Mr. Love: I thank my right hon. Friend for that reply and wish to draw his attention to the plight of Enfield Town football club, which was refused promotion because it lacked the finance to improve its facilities. Recently, it took the decision to sell its ground in the teeth of local opposition and it now has to play its home fixtures in St. Albans, which--frankly speaking--might as well be on the other side of the world. Does he agree that we need to ensure the redistribution of resources gained from television contracts to the grass roots, and that a deal providing a higher proportion would enable clubs such as Enfield Town to look forward to a more secure future?
Mr. Smith: I say three things to my hon. Friend. First, St. Albans is a wonderful place--almost as wonderful as Edmonton. Secondly, the supporters of his local club might be interested in the initiative that we announced last week--the setting up of the supporters direct unit, which will encourage local supporters to take an equity stake in the ownership of their clubs. A line of finance is being made available by the Co-operative bank to ensure that that can happen. Thirdly, it is important that money flows from the top of football through the game to smaller clubs and grass roots football at school and park level. We are in active discussion with the Football Association and the Premier League on that issue and we hope to make some substantive announcements shortly.
The Minister for Tourism, Film and Broadcasting (Janet Anderson): The tourism summit, set for 1 March 2000, will be a meeting of Ministers from a range of Departments whose responsibilities have significant implications for the development of tourism. Our agenda will include consumer issues and quality improvement, sustainability and transport, employment, and training and information systems.

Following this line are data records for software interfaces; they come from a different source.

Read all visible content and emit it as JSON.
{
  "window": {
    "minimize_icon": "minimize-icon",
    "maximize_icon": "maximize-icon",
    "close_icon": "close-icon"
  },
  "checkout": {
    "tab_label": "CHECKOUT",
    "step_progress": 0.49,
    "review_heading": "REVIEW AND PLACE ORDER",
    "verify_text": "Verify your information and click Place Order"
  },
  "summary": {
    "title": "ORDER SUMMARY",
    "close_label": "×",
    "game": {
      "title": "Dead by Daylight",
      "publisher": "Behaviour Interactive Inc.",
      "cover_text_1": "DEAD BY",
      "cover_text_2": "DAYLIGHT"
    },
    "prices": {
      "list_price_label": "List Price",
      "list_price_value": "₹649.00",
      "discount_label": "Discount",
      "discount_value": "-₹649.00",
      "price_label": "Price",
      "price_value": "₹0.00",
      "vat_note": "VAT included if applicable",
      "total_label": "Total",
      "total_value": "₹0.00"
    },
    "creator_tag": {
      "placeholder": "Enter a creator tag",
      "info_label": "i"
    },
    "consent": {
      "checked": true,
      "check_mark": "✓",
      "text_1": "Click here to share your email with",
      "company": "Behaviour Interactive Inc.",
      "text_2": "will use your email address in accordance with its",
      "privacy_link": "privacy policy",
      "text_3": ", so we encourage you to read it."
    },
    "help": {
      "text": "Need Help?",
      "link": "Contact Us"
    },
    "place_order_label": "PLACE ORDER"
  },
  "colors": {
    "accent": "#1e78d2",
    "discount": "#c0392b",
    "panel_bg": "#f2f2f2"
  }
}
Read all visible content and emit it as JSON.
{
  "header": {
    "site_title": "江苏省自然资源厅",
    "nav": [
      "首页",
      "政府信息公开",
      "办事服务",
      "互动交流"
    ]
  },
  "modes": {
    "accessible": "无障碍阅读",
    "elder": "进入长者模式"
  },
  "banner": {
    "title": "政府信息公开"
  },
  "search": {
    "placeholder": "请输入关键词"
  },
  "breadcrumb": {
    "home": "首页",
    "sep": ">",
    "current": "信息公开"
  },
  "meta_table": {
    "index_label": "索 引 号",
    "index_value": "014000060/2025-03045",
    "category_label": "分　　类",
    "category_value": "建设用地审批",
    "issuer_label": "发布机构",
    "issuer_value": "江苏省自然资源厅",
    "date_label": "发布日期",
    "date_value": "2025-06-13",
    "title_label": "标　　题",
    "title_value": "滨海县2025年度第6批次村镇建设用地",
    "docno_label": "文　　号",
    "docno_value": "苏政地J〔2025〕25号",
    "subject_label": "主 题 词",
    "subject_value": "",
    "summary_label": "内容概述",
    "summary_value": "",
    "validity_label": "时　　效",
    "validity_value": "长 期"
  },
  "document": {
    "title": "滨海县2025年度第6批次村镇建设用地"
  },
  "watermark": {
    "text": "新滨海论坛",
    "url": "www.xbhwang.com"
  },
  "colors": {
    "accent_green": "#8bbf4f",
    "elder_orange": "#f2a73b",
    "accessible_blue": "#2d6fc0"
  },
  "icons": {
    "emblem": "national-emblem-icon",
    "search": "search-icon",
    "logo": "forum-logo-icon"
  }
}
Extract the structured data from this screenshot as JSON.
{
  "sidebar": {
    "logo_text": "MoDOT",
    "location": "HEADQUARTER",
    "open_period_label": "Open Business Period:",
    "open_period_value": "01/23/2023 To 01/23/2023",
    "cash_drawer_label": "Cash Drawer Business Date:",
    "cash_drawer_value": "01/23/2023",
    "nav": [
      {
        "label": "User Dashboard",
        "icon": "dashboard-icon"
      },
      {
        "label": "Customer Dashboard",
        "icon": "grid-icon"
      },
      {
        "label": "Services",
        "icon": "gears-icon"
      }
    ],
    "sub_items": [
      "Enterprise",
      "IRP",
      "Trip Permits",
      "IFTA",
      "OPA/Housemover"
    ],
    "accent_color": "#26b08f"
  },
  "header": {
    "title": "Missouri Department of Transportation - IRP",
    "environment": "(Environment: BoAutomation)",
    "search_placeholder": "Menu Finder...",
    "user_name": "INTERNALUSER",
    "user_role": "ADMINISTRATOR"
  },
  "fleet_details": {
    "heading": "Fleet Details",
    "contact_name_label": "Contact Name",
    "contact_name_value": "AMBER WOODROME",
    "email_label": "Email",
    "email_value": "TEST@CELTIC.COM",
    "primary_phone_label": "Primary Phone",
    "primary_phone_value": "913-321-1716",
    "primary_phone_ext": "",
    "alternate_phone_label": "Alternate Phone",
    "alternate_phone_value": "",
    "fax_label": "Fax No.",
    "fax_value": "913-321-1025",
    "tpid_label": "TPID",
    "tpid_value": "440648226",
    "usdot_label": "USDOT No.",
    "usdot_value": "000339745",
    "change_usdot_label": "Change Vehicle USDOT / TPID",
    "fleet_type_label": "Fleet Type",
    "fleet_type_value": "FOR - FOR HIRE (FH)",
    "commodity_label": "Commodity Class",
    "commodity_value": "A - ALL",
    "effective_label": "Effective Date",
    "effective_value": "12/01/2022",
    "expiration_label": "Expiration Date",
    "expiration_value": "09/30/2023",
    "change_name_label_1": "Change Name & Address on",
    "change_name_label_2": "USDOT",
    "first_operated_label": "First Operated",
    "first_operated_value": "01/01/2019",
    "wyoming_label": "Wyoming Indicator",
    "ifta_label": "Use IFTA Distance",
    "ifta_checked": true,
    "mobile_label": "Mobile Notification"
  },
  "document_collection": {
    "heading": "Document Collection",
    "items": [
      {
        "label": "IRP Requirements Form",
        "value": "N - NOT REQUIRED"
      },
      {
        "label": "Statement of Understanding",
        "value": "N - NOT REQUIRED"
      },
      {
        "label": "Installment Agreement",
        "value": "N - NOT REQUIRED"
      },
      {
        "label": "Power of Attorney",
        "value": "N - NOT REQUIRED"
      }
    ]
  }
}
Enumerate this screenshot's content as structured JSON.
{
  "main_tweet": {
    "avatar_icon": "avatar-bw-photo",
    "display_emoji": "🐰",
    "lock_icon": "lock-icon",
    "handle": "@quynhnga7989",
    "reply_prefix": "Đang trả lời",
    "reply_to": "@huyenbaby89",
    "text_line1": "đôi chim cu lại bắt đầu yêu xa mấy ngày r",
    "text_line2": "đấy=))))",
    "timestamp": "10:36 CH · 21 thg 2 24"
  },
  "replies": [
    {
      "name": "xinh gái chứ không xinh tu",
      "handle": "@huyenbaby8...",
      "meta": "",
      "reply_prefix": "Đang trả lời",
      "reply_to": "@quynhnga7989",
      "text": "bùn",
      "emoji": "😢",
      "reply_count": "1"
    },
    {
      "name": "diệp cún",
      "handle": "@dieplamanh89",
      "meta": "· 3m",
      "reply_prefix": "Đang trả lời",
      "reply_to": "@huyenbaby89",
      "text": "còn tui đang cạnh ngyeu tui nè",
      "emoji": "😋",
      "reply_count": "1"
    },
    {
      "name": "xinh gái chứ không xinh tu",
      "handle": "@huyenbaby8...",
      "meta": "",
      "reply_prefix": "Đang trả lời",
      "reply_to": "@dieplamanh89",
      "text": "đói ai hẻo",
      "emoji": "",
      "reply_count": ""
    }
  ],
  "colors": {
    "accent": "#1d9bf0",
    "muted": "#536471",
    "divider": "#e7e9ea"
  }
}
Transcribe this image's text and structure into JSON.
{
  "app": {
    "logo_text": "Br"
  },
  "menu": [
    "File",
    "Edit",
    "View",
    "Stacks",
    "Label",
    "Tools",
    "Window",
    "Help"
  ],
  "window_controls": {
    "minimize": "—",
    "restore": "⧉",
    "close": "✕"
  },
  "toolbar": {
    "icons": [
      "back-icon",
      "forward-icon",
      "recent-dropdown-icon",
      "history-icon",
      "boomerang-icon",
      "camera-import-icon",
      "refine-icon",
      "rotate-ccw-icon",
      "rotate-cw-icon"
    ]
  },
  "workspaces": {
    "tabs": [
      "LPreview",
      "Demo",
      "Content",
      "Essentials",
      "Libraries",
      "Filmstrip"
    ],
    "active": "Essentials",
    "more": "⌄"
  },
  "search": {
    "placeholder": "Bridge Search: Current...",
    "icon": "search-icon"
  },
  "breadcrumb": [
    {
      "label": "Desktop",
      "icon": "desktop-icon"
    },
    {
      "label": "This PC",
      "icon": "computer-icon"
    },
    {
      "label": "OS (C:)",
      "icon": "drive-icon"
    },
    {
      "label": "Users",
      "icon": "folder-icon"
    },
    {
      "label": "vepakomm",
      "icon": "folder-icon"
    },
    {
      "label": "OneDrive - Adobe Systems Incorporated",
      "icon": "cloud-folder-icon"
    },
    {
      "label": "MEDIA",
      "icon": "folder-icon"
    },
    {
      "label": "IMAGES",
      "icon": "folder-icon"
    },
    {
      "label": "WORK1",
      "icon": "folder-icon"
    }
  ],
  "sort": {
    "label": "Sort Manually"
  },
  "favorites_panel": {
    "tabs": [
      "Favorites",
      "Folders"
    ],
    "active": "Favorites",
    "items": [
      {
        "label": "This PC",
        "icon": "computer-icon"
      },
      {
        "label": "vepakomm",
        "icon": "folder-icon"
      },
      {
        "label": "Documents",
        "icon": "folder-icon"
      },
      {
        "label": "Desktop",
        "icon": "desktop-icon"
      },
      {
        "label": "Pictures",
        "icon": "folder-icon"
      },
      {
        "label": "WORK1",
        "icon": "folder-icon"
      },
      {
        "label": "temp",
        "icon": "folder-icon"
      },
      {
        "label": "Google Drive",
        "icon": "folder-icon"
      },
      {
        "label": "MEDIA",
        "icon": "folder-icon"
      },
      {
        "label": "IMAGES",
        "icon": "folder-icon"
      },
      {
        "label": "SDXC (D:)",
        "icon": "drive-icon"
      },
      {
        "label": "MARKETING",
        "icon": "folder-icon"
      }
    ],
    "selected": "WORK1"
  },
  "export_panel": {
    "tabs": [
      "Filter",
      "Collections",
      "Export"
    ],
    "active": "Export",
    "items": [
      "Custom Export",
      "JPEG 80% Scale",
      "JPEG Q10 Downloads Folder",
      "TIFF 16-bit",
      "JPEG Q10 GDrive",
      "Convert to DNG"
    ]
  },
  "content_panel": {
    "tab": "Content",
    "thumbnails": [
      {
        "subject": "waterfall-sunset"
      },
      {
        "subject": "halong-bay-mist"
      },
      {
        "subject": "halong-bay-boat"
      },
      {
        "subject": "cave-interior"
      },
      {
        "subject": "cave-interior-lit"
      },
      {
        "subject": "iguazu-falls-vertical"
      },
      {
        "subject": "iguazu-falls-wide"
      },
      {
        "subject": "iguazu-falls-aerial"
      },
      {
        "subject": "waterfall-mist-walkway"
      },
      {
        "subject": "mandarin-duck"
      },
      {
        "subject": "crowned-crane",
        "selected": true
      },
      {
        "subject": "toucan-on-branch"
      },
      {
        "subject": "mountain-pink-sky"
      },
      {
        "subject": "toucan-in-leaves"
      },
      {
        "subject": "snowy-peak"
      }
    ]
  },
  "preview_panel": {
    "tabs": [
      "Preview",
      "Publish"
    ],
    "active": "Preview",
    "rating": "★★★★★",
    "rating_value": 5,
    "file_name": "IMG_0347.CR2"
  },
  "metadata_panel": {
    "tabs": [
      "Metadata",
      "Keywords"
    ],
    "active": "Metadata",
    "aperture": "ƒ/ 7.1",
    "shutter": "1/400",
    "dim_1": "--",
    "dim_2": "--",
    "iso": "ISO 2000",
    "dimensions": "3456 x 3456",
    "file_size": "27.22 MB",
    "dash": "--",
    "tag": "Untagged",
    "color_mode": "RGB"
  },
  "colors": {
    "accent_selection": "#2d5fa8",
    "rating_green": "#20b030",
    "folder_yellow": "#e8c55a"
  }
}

Mr. Marsden: Is my hon. Friend aware of how crucial for constituencies such as mine is the link that the Government have forged between tourism promotion and economic regeneration? Will she use the tourism summit to strengthen the message to her colleagues in other Departments that more seaside towns should be included in those areas receiving funds under the objective 2 and assisted area status schemes? Will she also make sure that the Treasury is aware of the benefits that it, too, might bestow on seaside towns?
Janet Anderson: I thank my hon. Friend for the welcome that he has given to the assistance that we have tried to provide for seaside resorts, which is in stark contrast to the record of the previous Government. I assure my hon. Friend that the Department of Trade and Industry and the Treasury will be represented at our tourism summit. We look forward to pressing the case of resorts such as Blackpool and others then.
Mr. Nicholas Soames (Mid-Sussex): Will the Minister, at the tourism summit or on another occasion, consider reviewing the very unattractive colour used in this country to point out major attractions? Will she see what she can do to come up with a new and more handsome colour that might be more in keeping with the exhibits that the signs point out?
Janet Anderson: The hon. Gentleman will be interested to know that the summit will discuss signage. I am sorry that he does not like the present colour of the signs. However, given the clamour for more of them around the country, I think that he is probably in the minority.
Helen Jones (Warrington, North): Will my hon. Friend also ensure that the tourism summit studies ways in which non-traditional tourist areas, especially those in places such as the north-west, can benefit from the tourism strategy? Many such places have good hotels, and their good transport links enable easy access to the tourism areas. Areas such as Warrington, for instance, may have a lot to gain from the tourism strategy.